Picture me grinding teeth and closing one eye, barely squinting out of the other, mouse poised over the button, internal battle raging.
"Just read it one time. No one will ever know."
"But that's cheating! I can't do that."
"Do it! Do it! Edit it! You know you wanna."
"No! Click the button! Click it!"
And the click it side always wins. I'm pretty much a rule-follower. It's the boring side of me.
But back to our regularly scheduled post (if I haven't lost most of my readers already with my incessant rambling and my Sybil-like internal conflict conversations).
This week's topic: Every day...
Every day is a gift. So often, I get caught up looking into the future, to the next big trip or weekend plans. I forget to live in the moment and to live each and every day just for the beauty of that day.
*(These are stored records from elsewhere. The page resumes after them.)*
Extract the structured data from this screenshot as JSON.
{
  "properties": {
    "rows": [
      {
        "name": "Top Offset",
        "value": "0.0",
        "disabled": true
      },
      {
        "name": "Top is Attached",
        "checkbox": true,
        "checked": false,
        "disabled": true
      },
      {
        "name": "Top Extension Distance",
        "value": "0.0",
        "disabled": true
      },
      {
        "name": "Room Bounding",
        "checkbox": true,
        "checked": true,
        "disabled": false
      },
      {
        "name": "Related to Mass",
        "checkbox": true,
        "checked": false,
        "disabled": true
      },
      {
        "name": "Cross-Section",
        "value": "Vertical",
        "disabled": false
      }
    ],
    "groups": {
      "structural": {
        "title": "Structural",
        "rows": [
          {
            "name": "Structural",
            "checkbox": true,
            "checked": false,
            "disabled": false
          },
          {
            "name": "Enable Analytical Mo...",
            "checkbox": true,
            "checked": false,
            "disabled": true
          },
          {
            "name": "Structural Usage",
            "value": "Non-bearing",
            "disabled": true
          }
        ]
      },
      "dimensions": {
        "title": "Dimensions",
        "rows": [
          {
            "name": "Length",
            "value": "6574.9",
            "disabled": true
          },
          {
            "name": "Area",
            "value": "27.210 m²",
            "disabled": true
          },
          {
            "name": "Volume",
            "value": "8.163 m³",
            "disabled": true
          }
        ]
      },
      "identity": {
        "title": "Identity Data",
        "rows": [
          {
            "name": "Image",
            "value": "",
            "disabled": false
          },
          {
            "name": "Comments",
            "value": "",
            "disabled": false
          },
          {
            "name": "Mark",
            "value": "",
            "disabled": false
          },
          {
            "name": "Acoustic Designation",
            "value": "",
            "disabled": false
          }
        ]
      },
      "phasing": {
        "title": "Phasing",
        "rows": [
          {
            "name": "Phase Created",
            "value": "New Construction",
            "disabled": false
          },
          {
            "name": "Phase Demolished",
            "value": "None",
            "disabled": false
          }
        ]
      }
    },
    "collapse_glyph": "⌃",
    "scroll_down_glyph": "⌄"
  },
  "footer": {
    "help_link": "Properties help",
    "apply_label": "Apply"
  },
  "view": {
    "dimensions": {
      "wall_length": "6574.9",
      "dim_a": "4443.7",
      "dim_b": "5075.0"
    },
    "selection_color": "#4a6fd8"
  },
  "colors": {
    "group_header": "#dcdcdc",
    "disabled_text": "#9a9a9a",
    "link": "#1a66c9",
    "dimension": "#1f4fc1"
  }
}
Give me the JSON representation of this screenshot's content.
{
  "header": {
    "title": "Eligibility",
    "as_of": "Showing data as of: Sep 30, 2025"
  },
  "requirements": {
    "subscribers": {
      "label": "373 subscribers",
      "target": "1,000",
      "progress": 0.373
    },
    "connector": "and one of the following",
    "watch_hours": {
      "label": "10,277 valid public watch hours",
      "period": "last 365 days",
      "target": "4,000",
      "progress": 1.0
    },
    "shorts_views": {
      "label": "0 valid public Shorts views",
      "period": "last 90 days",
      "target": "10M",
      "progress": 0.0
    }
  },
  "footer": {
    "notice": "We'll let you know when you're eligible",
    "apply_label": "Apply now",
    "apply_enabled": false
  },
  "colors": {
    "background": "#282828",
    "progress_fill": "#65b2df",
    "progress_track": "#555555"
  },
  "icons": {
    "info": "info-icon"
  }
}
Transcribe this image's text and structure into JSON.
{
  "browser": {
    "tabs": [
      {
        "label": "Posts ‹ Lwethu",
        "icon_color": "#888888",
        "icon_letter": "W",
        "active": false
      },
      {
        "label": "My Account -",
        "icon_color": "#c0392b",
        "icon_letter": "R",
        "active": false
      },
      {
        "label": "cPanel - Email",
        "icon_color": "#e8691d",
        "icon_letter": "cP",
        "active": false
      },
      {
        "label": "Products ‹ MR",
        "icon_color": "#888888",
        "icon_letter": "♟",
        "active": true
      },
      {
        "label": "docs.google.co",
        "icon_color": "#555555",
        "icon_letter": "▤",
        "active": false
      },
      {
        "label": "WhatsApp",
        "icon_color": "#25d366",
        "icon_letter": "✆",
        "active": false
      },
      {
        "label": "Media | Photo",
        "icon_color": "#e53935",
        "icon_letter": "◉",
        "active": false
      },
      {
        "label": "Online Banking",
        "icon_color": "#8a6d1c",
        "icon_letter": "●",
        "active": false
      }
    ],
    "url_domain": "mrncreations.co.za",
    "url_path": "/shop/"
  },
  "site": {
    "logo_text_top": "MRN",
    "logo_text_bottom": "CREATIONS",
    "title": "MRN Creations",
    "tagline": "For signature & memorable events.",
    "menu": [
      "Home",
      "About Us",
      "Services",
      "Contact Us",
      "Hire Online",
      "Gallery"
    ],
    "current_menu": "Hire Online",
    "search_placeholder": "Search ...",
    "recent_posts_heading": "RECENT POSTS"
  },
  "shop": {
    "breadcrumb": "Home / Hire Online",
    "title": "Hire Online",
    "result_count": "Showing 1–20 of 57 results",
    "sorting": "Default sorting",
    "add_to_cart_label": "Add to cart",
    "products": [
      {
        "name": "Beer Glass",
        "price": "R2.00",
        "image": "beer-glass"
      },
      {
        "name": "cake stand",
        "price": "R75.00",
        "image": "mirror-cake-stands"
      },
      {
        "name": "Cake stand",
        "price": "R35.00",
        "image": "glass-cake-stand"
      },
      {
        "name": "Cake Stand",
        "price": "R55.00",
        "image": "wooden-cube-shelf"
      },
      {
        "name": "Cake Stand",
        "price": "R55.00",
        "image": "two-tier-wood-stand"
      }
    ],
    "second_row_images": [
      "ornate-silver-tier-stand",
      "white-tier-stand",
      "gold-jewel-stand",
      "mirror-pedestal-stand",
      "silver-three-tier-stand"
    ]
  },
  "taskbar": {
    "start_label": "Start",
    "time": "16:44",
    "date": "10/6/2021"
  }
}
L. M. Montgomery's Anne Shirley said it best when she said (and I quote from memory, so this is more a paraphrase):
"After all, I believe that the nicest and most beautiful days are not those on which anything really splendid or exciting or wonderful happens, but just the ones that brings simple little pleasures, following one after the other softly, like pearls falling off a string."
The most ordinary of days can be a wonderful gift. Last night, I watched my husband and daughter play in our backyard. I stood at our porch door and watched them through the screen.
Paityn ran around, chasing after Dan as he kicked her ball. She was laughing sometimes, and other times, displayed such a comical look of seriousness on her little face.
She pointed out a bird, felt a blade of grass, picked up a rock in the wood chips. Things I never would have noticed if not for her inquisitive little eyes seeing everything as new and exciting.
No big plans or trips into the city. No money spent for an entrance. No big impressive toys. Just a half hour of playing in our tiny backyard.
It was beautiful.
It was one of those pearl days, slipping softly off the strand. No noise, barely any movement. Just one day following another.
But each is as precious a gift as a perfect pearl.